* **Records contained in a dataset**:
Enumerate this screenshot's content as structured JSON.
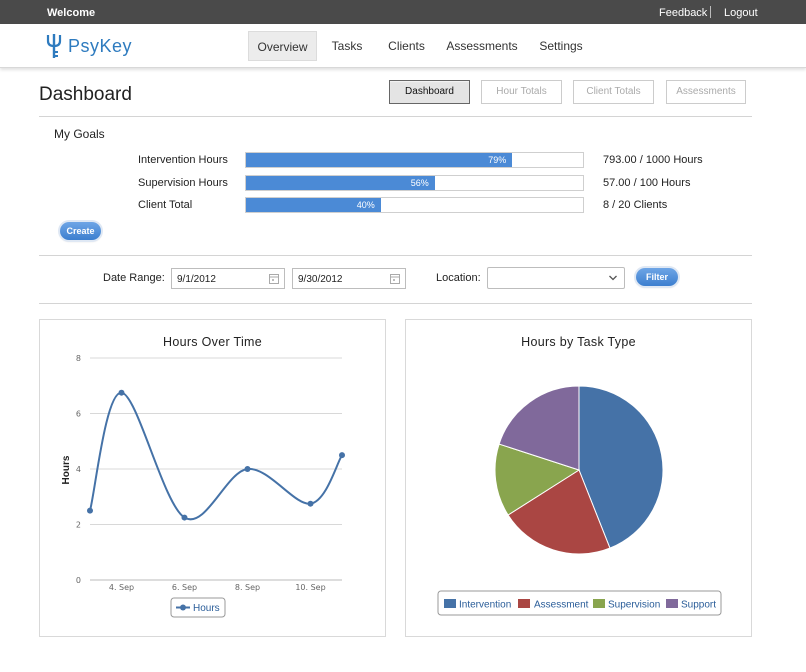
{
  "topbar": {
    "welcome": "Welcome",
    "feedback": "Feedback",
    "logout": "Logout"
  },
  "brand": {
    "name": "PsyKey",
    "color": "#2e7bbf"
  },
  "nav": [
    {
      "label": "Overview",
      "active": true
    },
    {
      "label": "Tasks"
    },
    {
      "label": "Clients"
    },
    {
      "label": "Assessments"
    },
    {
      "label": "Settings"
    }
  ],
  "page": {
    "title": "Dashboard"
  },
  "views": [
    {
      "label": "Dashboard",
      "active": true
    },
    {
      "label": "Hour Totals"
    },
    {
      "label": "Client Totals"
    },
    {
      "label": "Assessments"
    }
  ],
  "goals": {
    "title": "My Goals",
    "create_label": "Create",
    "items": [
      {
        "label": "Intervention Hours",
        "percent": 79,
        "percent_label": "79%",
        "value": "793.00 / 1000 Hours"
      },
      {
        "label": "Supervision Hours",
        "percent": 56,
        "percent_label": "56%",
        "value": "57.00 / 100 Hours"
      },
      {
        "label": "Client Total",
        "percent": 40,
        "percent_label": "40%",
        "value": "8 / 20 Clients"
      }
    ]
  },
  "filters": {
    "date_range_label": "Date Range:",
    "start_date": "9/1/2012",
    "end_date": "9/30/2012",
    "location_label": "Location:",
    "location_value": "",
    "filter_label": "Filter"
  },
  "colors": {
    "accent": "#4b8ad6",
    "line": "#4572a7"
  },
  "line_chart": {
    "title": "Hours Over Time",
    "ylabel": "Hours",
    "legend": "Hours",
    "y_ticks": [
      "0",
      "2",
      "4",
      "6",
      "8"
    ],
    "x_ticks": [
      "4. Sep",
      "6. Sep",
      "8. Sep",
      "10. Sep"
    ]
  },
  "pie_chart": {
    "title": "Hours by Task Type",
    "legend": [
      "Intervention",
      "Assessment",
      "Supervision",
      "Support"
    ]
  },
  "chart_data": [
    {
      "type": "line",
      "title": "Hours Over Time",
      "xlabel": "",
      "ylabel": "Hours",
      "x": [
        "3. Sep",
        "4. Sep",
        "6. Sep",
        "8. Sep",
        "10. Sep",
        "11. Sep"
      ],
      "x_days": [
        3,
        4,
        6,
        8,
        10,
        11
      ],
      "series": [
        {
          "name": "Hours",
          "values": [
            2.5,
            6.75,
            2.25,
            4.0,
            2.75,
            4.5
          ]
        }
      ],
      "ylim": [
        0,
        8
      ],
      "grid": true,
      "legend": "bottom-center"
    },
    {
      "type": "pie",
      "title": "Hours by Task Type",
      "categories": [
        "Intervention",
        "Assessment",
        "Supervision",
        "Support"
      ],
      "values": [
        44,
        22,
        14,
        20
      ],
      "colors": [
        "#4572a7",
        "#aa4643",
        "#89a54e",
        "#80699b"
      ],
      "legend": "bottom-center"
    }
  ]
}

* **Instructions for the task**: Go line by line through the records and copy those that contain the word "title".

* **Solution to the exercise**:
    "title": "Dashboard"
    "title": "My Goals",
    "title": "Hours Over Time",
    "title": "Hours by Task Type",
      "title": "Hours Over Time",
      "title": "Hours by Task Type",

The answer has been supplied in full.